* **Input records**
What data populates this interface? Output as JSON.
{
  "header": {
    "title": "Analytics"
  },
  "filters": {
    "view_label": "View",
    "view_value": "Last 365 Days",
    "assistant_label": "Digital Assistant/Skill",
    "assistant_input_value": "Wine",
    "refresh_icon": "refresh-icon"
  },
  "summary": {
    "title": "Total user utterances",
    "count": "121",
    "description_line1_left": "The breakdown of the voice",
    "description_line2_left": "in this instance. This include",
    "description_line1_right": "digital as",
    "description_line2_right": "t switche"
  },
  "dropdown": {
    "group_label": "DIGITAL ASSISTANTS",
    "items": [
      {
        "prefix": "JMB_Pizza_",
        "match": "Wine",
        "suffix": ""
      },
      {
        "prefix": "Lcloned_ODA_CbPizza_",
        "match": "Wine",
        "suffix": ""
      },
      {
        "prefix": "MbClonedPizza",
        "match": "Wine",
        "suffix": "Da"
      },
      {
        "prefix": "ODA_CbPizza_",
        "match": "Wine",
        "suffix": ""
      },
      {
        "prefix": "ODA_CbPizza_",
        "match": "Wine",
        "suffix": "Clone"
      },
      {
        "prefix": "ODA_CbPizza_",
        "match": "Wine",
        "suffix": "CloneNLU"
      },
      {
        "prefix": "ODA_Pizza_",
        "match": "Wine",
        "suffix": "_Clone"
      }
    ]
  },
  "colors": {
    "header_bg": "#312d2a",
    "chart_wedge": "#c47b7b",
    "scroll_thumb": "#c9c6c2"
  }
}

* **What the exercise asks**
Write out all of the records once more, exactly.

* **Reply to the task**
What data populates this interface? Output as JSON.
{
  "header": {
    "title": "Analytics"
  },
  "filters": {
    "view_label": "View",
    "view_value": "Last 365 Days",
    "assistant_label": "Digital Assistant/Skill",
    "assistant_input_value": "Wine",
    "refresh_icon": "refresh-icon"
  },
  "summary": {
    "title": "Total user utterances",
    "count": "121",
    "description_line1_left": "The breakdown of the voice",
    "description_line2_left": "in this instance. This include",
    "description_line1_right": "digital as",
    "description_line2_right": "t switche"
  },
  "dropdown": {
    "group_label": "DIGITAL ASSISTANTS",
    "items": [
      {
        "prefix": "JMB_Pizza_",
        "match": "Wine",
        "suffix": ""
      },
      {
        "prefix": "Lcloned_ODA_CbPizza_",
        "match": "Wine",
        "suffix": ""
      },
      {
        "prefix": "MbClonedPizza",
        "match": "Wine",
        "suffix": "Da"
      },
      {
        "prefix": "ODA_CbPizza_",
        "match": "Wine",
        "suffix": ""
      },
      {
        "prefix": "ODA_CbPizza_",
        "match": "Wine",
        "suffix": "Clone"
      },
      {
        "prefix": "ODA_CbPizza_",
        "match": "Wine",
        "suffix": "CloneNLU"
      },
      {
        "prefix": "ODA_Pizza_",
        "match": "Wine",
        "suffix": "_Clone"
      }
    ]
  },
  "colors": {
    "header_bg": "#312d2a",
    "chart_wedge": "#c47b7b",
    "scroll_thumb": "#c9c6c2"
  }
}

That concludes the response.